**REQUIRED ACTION**
Would you please restate all of the entries exactly, apart from the pictures?

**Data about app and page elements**

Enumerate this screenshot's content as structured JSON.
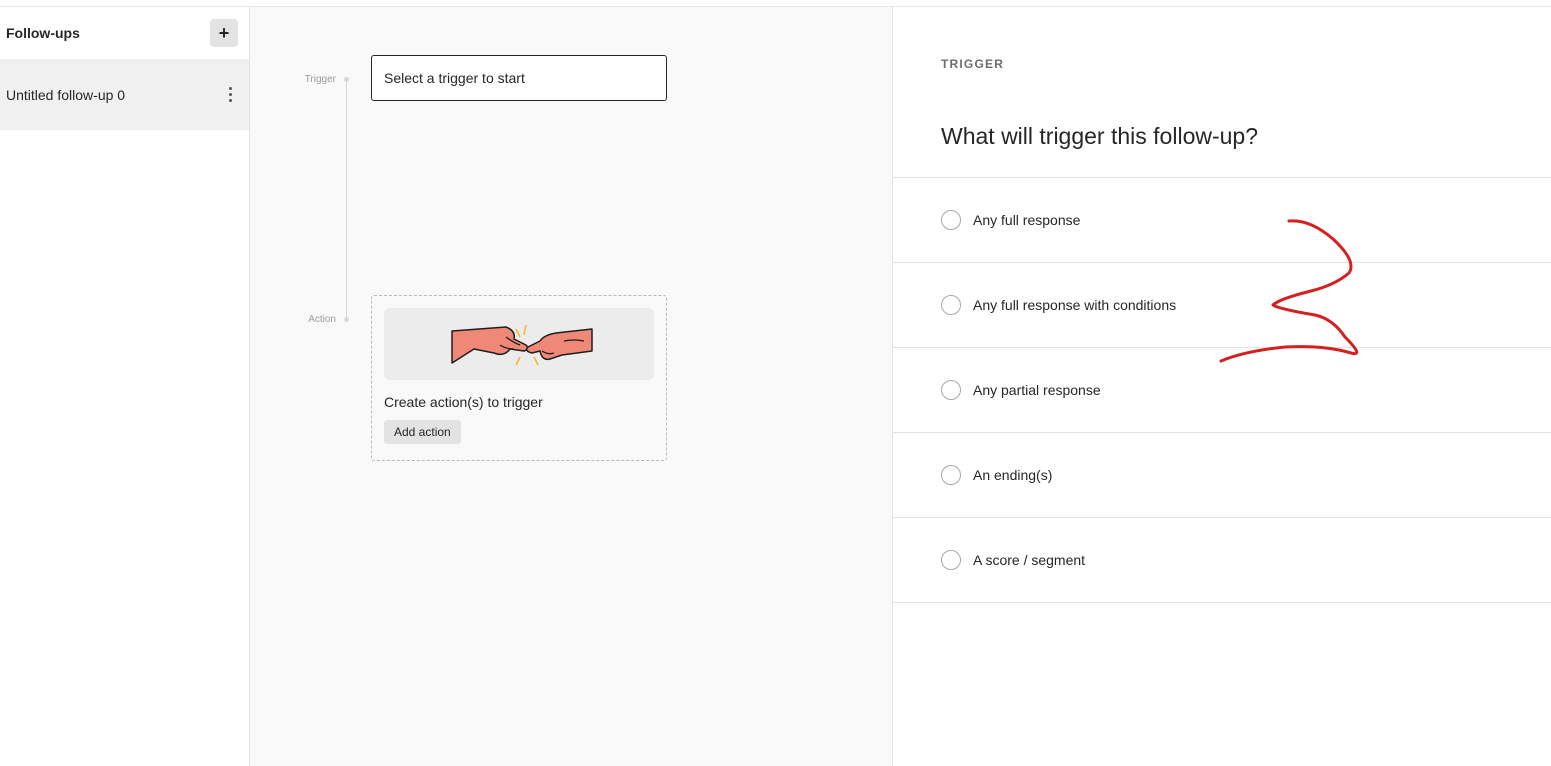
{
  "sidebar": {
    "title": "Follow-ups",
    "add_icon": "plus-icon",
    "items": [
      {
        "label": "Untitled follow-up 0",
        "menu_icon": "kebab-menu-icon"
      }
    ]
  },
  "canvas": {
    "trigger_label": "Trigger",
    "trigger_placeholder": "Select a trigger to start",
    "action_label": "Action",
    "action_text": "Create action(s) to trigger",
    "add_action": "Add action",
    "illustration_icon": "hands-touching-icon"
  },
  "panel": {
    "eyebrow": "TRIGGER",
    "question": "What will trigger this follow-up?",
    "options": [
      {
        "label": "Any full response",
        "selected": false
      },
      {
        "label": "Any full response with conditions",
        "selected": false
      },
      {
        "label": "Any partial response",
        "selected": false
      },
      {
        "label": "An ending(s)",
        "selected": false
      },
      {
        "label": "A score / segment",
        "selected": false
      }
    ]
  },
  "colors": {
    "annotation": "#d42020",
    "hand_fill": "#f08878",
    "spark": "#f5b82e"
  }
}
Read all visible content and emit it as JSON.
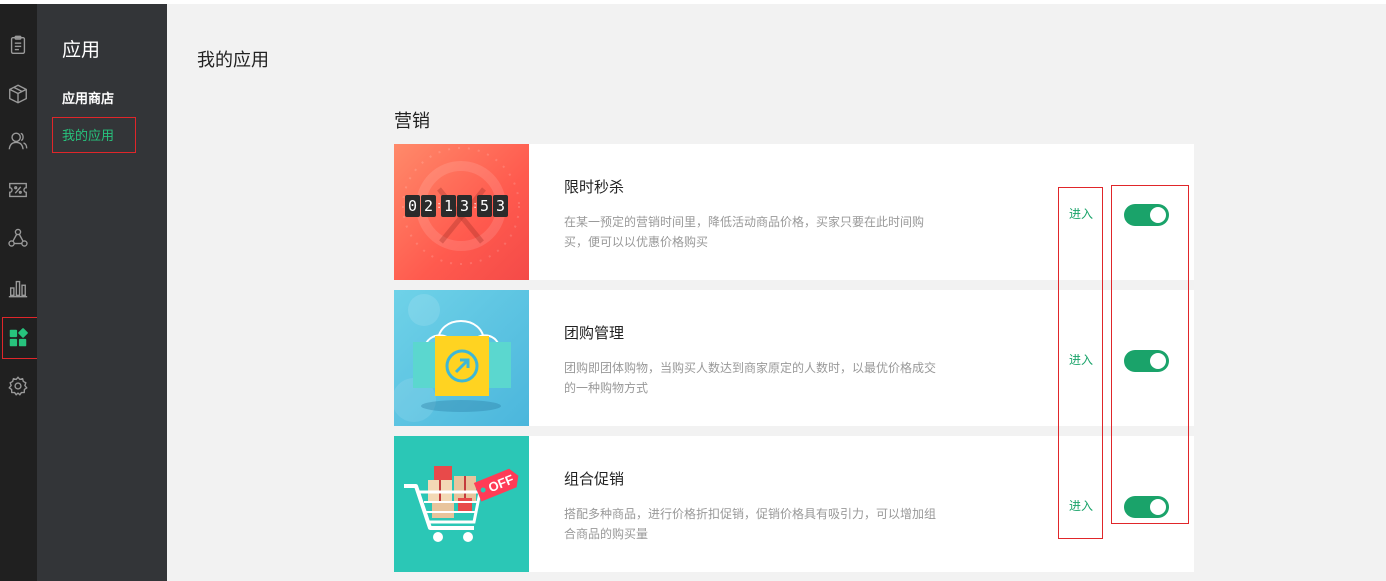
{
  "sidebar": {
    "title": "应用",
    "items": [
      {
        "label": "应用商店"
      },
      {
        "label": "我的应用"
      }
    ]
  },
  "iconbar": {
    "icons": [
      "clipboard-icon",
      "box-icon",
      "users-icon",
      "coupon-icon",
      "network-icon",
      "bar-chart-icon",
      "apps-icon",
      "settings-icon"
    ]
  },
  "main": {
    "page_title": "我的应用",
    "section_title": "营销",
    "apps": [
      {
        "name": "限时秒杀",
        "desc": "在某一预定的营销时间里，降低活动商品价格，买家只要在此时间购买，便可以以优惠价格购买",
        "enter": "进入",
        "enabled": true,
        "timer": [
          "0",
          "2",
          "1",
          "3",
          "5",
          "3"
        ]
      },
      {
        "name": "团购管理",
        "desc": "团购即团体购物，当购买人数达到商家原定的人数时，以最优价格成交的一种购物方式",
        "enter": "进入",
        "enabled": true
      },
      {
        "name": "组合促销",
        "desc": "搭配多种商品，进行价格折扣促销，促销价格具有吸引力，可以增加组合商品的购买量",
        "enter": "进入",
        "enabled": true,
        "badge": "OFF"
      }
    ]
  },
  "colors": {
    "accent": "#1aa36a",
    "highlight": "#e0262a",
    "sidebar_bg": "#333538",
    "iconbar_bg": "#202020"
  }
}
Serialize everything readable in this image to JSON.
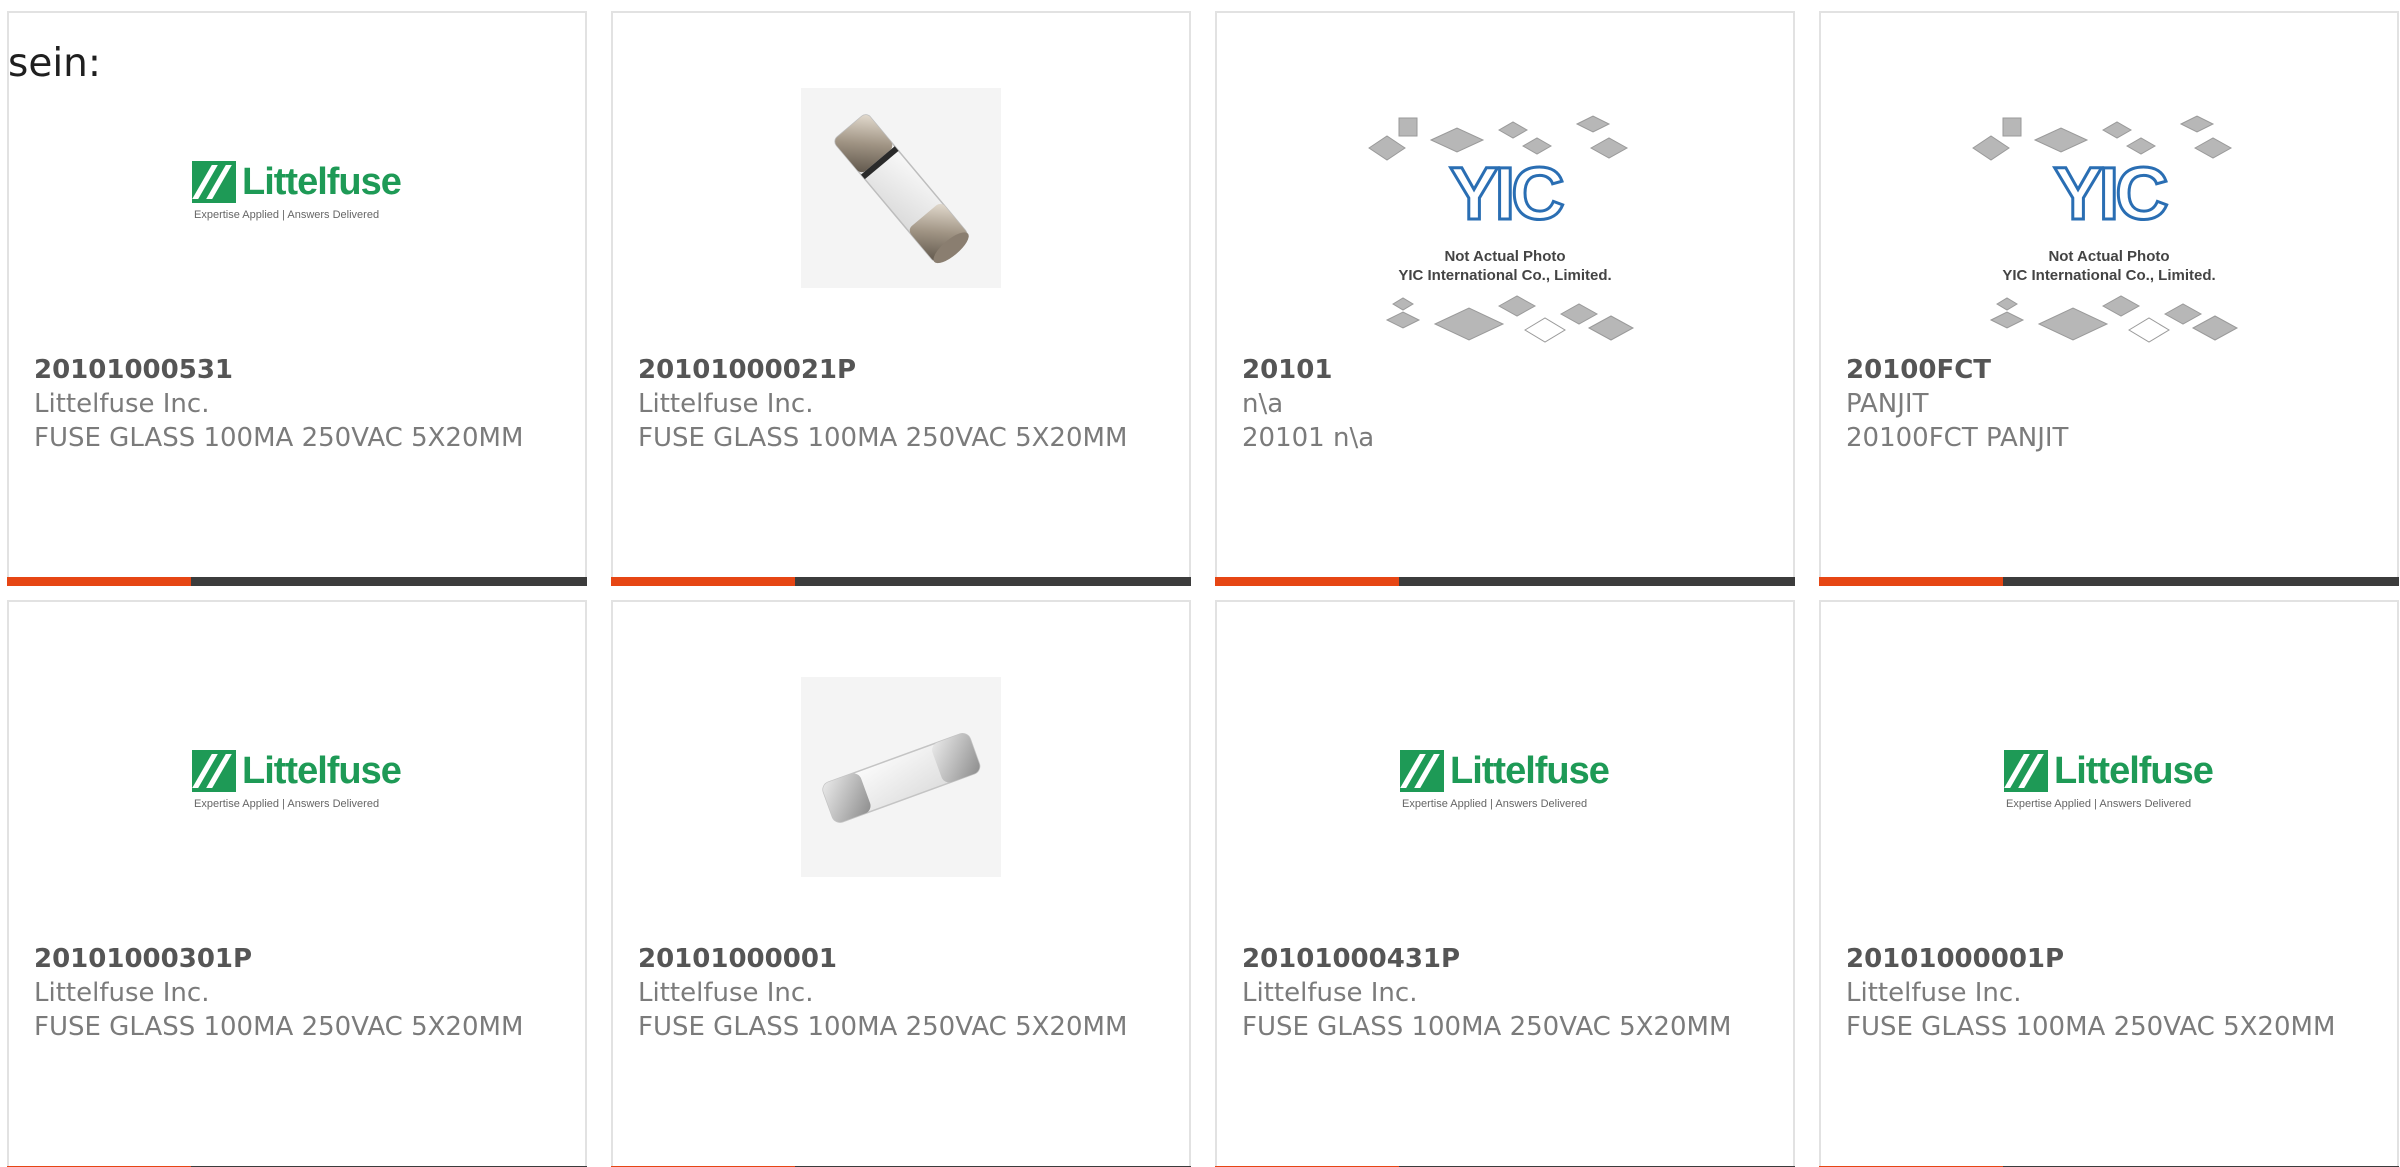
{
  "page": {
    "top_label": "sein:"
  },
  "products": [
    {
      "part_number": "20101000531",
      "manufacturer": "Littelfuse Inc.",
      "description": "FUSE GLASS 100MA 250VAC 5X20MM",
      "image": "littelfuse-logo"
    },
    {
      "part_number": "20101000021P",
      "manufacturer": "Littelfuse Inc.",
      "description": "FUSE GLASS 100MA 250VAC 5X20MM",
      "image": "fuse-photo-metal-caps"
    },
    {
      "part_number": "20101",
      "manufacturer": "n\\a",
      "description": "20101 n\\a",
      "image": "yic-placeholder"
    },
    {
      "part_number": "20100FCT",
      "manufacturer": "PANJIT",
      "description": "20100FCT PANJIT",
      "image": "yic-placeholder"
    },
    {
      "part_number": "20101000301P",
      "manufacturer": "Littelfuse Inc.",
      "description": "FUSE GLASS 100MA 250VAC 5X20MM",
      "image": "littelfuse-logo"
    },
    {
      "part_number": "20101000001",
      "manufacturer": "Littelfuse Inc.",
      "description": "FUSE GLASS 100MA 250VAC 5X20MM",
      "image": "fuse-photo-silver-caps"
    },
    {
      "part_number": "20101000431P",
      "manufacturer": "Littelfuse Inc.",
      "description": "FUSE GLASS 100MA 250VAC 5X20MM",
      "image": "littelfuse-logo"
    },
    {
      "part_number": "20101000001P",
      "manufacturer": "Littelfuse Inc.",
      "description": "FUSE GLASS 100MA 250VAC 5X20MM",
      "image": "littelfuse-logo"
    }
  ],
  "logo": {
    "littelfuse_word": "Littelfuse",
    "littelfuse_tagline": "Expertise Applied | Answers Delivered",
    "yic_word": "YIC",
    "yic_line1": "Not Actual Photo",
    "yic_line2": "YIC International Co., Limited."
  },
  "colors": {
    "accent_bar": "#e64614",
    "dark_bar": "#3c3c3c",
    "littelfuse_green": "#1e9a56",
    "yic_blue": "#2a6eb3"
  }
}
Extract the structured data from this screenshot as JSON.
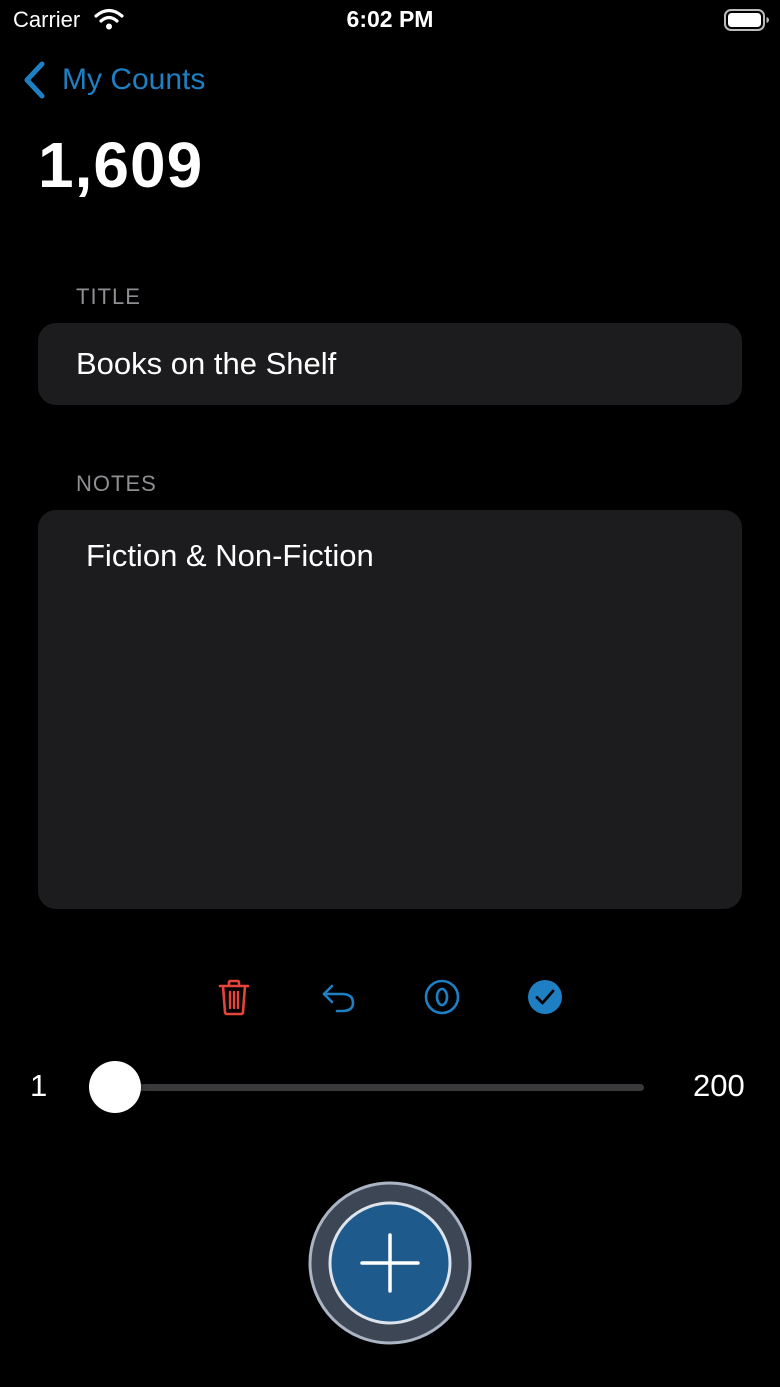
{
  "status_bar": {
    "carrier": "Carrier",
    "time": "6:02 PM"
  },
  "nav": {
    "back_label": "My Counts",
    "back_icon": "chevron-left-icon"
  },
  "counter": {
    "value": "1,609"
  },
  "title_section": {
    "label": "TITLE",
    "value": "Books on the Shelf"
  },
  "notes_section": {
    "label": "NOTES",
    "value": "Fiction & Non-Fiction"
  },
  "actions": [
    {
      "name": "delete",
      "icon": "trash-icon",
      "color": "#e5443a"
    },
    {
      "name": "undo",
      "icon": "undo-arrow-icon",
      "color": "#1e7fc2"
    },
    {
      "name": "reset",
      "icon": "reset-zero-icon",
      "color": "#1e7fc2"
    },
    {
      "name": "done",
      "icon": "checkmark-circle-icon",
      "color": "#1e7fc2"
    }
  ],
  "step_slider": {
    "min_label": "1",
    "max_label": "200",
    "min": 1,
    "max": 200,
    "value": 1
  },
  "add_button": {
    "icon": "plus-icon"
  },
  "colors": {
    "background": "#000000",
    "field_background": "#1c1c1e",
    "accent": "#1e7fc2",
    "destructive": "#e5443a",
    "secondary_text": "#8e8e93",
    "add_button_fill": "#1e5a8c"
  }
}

**TASK SOLUTION**
Enumerate this screenshot's content as structured JSON.
{
  "sidebar": {
    "title": "Follow-ups",
    "add_icon": "plus-icon",
    "items": [
      {
        "label": "Untitled follow-up 0",
        "menu_icon": "kebab-menu-icon"
      }
    ]
  },
  "canvas": {
    "trigger_label": "Trigger",
    "trigger_placeholder": "Select a trigger to start",
    "action_label": "Action",
    "action_text": "Create action(s) to trigger",
    "add_action": "Add action",
    "illustration_icon": "hands-touching-icon"
  },
  "panel": {
    "eyebrow": "TRIGGER",
    "question": "What will trigger this follow-up?",
    "options": [
      {
        "label": "Any full response",
        "selected": false
      },
      {
        "label": "Any full response with conditions",
        "selected": false
      },
      {
        "label": "Any partial response",
        "selected": false
      },
      {
        "label": "An ending(s)",
        "selected": false
      },
      {
        "label": "A score / segment",
        "selected": false
      }
    ]
  },
  "colors": {
    "annotation": "#d42020",
    "hand_fill": "#f08878",
    "spark": "#f5b82e"
  }
}
Read all visible content and emit it as JSON.
{
  "sidebar": {
    "title": "应用",
    "items": [
      {
        "label": "应用商店"
      },
      {
        "label": "我的应用"
      }
    ]
  },
  "iconbar": {
    "icons": [
      "clipboard-icon",
      "box-icon",
      "users-icon",
      "coupon-icon",
      "network-icon",
      "bar-chart-icon",
      "apps-icon",
      "settings-icon"
    ]
  },
  "main": {
    "page_title": "我的应用",
    "section_title": "营销",
    "apps": [
      {
        "name": "限时秒杀",
        "desc": "在某一预定的营销时间里，降低活动商品价格，买家只要在此时间购买，便可以以优惠价格购买",
        "enter": "进入",
        "enabled": true,
        "timer": [
          "0",
          "2",
          "1",
          "3",
          "5",
          "3"
        ]
      },
      {
        "name": "团购管理",
        "desc": "团购即团体购物，当购买人数达到商家原定的人数时，以最优价格成交的一种购物方式",
        "enter": "进入",
        "enabled": true
      },
      {
        "name": "组合促销",
        "desc": "搭配多种商品，进行价格折扣促销，促销价格具有吸引力，可以增加组合商品的购买量",
        "enter": "进入",
        "enabled": true,
        "badge": "OFF"
      }
    ]
  },
  "colors": {
    "accent": "#1aa36a",
    "highlight": "#e0262a",
    "sidebar_bg": "#333538",
    "iconbar_bg": "#202020"
  }
}
Serialize everything readable in this image to JSON.
{
  "page": {
    "top_label": "sein:"
  },
  "products": [
    {
      "part_number": "20101000531",
      "manufacturer": "Littelfuse Inc.",
      "description": "FUSE GLASS 100MA 250VAC 5X20MM",
      "image": "littelfuse-logo"
    },
    {
      "part_number": "20101000021P",
      "manufacturer": "Littelfuse Inc.",
      "description": "FUSE GLASS 100MA 250VAC 5X20MM",
      "image": "fuse-photo-metal-caps"
    },
    {
      "part_number": "20101",
      "manufacturer": "n\\a",
      "description": "20101 n\\a",
      "image": "yic-placeholder"
    },
    {
      "part_number": "20100FCT",
      "manufacturer": "PANJIT",
      "description": "20100FCT PANJIT",
      "image": "yic-placeholder"
    },
    {
      "part_number": "20101000301P",
      "manufacturer": "Littelfuse Inc.",
      "description": "FUSE GLASS 100MA 250VAC 5X20MM",
      "image": "littelfuse-logo"
    },
    {
      "part_number": "20101000001",
      "manufacturer": "Littelfuse Inc.",
      "description": "FUSE GLASS 100MA 250VAC 5X20MM",
      "image": "fuse-photo-silver-caps"
    },
    {
      "part_number": "20101000431P",
      "manufacturer": "Littelfuse Inc.",
      "description": "FUSE GLASS 100MA 250VAC 5X20MM",
      "image": "littelfuse-logo"
    },
    {
      "part_number": "20101000001P",
      "manufacturer": "Littelfuse Inc.",
      "description": "FUSE GLASS 100MA 250VAC 5X20MM",
      "image": "littelfuse-logo"
    }
  ],
  "logo": {
    "littelfuse_word": "Littelfuse",
    "littelfuse_tagline": "Expertise Applied | Answers Delivered",
    "yic_word": "YIC",
    "yic_line1": "Not Actual Photo",
    "yic_line2": "YIC International Co., Limited."
  },
  "colors": {
    "accent_bar": "#e64614",
    "dark_bar": "#3c3c3c",
    "littelfuse_green": "#1e9a56",
    "yic_blue": "#2a6eb3"
  }
}
Extract the structured data from this screenshot as JSON.
{
  "status_bar": {
    "carrier": "Carrier",
    "time": "6:02 PM"
  },
  "nav": {
    "back_label": "My Counts",
    "back_icon": "chevron-left-icon"
  },
  "counter": {
    "value": "1,609"
  },
  "title_section": {
    "label": "TITLE",
    "value": "Books on the Shelf"
  },
  "notes_section": {
    "label": "NOTES",
    "value": "Fiction & Non-Fiction"
  },
  "actions": [
    {
      "name": "delete",
      "icon": "trash-icon",
      "color": "#e5443a"
    },
    {
      "name": "undo",
      "icon": "undo-arrow-icon",
      "color": "#1e7fc2"
    },
    {
      "name": "reset",
      "icon": "reset-zero-icon",
      "color": "#1e7fc2"
    },
    {
      "name": "done",
      "icon": "checkmark-circle-icon",
      "color": "#1e7fc2"
    }
  ],
  "step_slider": {
    "min_label": "1",
    "max_label": "200",
    "min": 1,
    "max": 200,
    "value": 1
  },
  "add_button": {
    "icon": "plus-icon"
  },
  "colors": {
    "background": "#000000",
    "field_background": "#1c1c1e",
    "accent": "#1e7fc2",
    "destructive": "#e5443a",
    "secondary_text": "#8e8e93",
    "add_button_fill": "#1e5a8c"
  }
}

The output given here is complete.